April Member Highlight: Rebuilding Together Seattle
HDC’s membership represents the housing continuum with several organizations and causes carving out their own specific approach to ensuring everyone in King County having an affordable, healthy, and safe home. Rebuilding Together Seattle (RTS) is no exception and has their own unique approach to tackling our region’s housing crisis.
Rebuilding Together works to eliminate substandard, unsafe, and unhealthy housing conditions, while strengthening neighborhoods and communities. RTS does so through home repair, home rehab, accessibility modifications, and other improvements at entirely no cost to the homeowner or the nonprofit facility they are assisting. RTS has also begun to work with other organizations on neighborhood-level community revitalization projects that can impact community health and safety.

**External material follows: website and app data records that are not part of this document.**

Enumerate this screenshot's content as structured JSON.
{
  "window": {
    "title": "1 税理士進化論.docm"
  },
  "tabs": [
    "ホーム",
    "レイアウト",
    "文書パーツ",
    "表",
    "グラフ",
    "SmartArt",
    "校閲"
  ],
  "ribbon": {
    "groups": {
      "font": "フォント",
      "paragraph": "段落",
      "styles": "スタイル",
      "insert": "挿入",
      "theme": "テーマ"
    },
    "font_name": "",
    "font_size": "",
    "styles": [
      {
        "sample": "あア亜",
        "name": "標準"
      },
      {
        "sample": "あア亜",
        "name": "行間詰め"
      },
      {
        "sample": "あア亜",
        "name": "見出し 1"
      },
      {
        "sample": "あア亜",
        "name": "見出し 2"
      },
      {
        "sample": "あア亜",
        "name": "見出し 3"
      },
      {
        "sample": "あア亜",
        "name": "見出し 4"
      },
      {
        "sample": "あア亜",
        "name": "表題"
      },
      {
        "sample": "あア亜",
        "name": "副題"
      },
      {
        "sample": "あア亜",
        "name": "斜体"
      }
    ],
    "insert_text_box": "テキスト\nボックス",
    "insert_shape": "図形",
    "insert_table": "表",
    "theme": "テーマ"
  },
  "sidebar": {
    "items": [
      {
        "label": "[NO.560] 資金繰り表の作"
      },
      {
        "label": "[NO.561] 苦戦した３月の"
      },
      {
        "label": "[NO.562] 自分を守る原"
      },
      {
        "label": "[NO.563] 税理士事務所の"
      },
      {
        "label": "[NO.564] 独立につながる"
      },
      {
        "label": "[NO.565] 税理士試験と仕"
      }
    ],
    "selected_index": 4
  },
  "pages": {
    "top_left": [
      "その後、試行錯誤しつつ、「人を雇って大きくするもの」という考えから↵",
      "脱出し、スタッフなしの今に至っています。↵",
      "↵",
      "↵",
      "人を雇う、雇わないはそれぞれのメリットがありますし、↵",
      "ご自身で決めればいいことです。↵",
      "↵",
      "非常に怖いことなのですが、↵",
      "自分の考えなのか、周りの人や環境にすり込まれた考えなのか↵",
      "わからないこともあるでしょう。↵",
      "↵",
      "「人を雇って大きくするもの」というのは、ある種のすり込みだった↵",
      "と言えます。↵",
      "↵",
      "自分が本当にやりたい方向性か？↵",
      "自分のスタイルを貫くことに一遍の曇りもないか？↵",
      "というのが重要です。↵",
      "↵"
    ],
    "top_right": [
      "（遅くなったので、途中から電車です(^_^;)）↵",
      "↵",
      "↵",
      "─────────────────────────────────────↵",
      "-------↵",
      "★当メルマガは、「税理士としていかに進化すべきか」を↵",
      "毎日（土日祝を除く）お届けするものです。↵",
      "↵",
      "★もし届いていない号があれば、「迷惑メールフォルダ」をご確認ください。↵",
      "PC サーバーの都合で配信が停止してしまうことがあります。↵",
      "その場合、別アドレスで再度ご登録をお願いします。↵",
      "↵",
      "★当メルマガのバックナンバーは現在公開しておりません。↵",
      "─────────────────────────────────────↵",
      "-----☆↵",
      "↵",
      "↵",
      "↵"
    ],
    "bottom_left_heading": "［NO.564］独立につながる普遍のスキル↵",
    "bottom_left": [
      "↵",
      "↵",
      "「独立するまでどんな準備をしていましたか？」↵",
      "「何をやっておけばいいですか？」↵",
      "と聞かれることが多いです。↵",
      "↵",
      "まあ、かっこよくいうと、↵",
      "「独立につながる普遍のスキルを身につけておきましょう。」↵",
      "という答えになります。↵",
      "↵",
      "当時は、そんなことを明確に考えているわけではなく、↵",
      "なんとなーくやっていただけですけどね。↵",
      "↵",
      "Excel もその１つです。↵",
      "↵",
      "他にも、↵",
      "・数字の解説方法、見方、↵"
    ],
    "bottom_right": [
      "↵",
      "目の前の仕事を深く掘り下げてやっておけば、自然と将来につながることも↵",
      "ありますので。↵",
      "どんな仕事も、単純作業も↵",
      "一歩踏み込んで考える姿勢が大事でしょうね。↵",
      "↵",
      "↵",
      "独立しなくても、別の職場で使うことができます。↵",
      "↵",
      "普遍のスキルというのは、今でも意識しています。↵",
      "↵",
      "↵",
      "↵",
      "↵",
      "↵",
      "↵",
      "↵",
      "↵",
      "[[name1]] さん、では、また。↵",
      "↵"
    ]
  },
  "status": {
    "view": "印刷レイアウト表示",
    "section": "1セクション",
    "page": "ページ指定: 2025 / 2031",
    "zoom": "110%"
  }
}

RTS programs primarily serve low-income homeowners – a forgotten middle of our housing spectrum and affordable homeownership population. These are often your neighbors who have lived in their home from twenty to fifty plus years. They are low-income seniors, persons with disabilities, veterans, families with children, and other community members with a high risk of displacement, injury or illness, and other adverse outcomes that can lead to housing instability, despite owning their home.
“For our neighbors in need of a little extra support, that physical affirmation that we value them as part of the community fabric and as individual people with dignity and grace is almost as much a reassurance as it is knowing they will be able to age safely in the home and community they love.”
In the midst of the COVID-19 outbreak, RTS has suspended their programs and postponed National Rebuilding Month. Executive Director, Caleb Marshall explains, “I think many of us have learned over the last few weeks a little about what that feels like and, even when we have access to resources and a safe living environment, how debilitating that isolation can be.” Many of our low-income neighbors are in incredibly dangerous situations, in which they have exhausted their financial resources and social networks and are really quite isolated. RTS touches on these personal struggles our neighbors are experiencing in their most recent newsletter.
The work of RTS draws communities together in extraordinarily unique and touching ways. “The best feedback from our work is what a transformational, restorative, and hopeful spark that our projects bring into our community members’ lives. I think part of the magic has to do with neighbors connecting to neighbors – we’re bringing together volunteers, whether someone comes as an individual or with one of our business or civic partners, that live, work, and enjoy the neighborhoods and communities that the people they are supporting have contributed to making so special.”
At this time, RTS has reevaluated their year ahead, but their goals remain high. For the time being, they have had to suspend their programs and are canceling their May fundraiser breakfast. They are working to reschedule National Rebuilding Day, a month-long call to service in which nearly 40,000 volunteers complete 1,600 Rebuilding Together affiliate-led projects across the country. Caleb says they remain hopeful that RTS will be able to still meet their goals in full, which means reaching more than 200 households in 2020 for their sixth straight year!
The vast majority of RTS’ work is done by volunteers. With just three staff and three AmeriCorps members, they recruit volunteers with all types of skills, including folks that can help diversify the talent and experience on the RTS Board, people with construction expertise, people with specialized skills such as marketing/graphic design, IT, etc. that can help with committee-type work, and other general volunteers of all walks that are ready to advance their mission. Furthermore, you can reach out to Rebuilding Together Seattle if you assist low-income homeowners, or are a nonprofit that could use help yourselves.
Over 98% of RTS funding comes from individual donations, businesses, and civic groups with less than 2% drawing from public funding sources that are so important to many other important causes. “We’ve always been proud of that fact, but in times like this, when we don’t have companies and organizations funding and joining our projects, and when we have to cancel fundraising events, we especially need those supporters who can to step up and back under-funded organizations like ours,” explained Caleb.
To best stay connected to Rebuilding Together Seattle’s efforts, sign up for their newsletter and hold Friday, October 2nd on your calendar for RTS’s Beer & Wine Tasting. RTS welcomes, “We would love to have a max capacity turnout, regardless of your past involvement or individual giving capacity.”
While we cannot gather in person to traditionally show up for one another right now, Rebuilding Together Seattle demonstrates how collective efforts can have a lasting impact on our communities for years to come. Thank you for all you do, Rebuilding Together Seattle!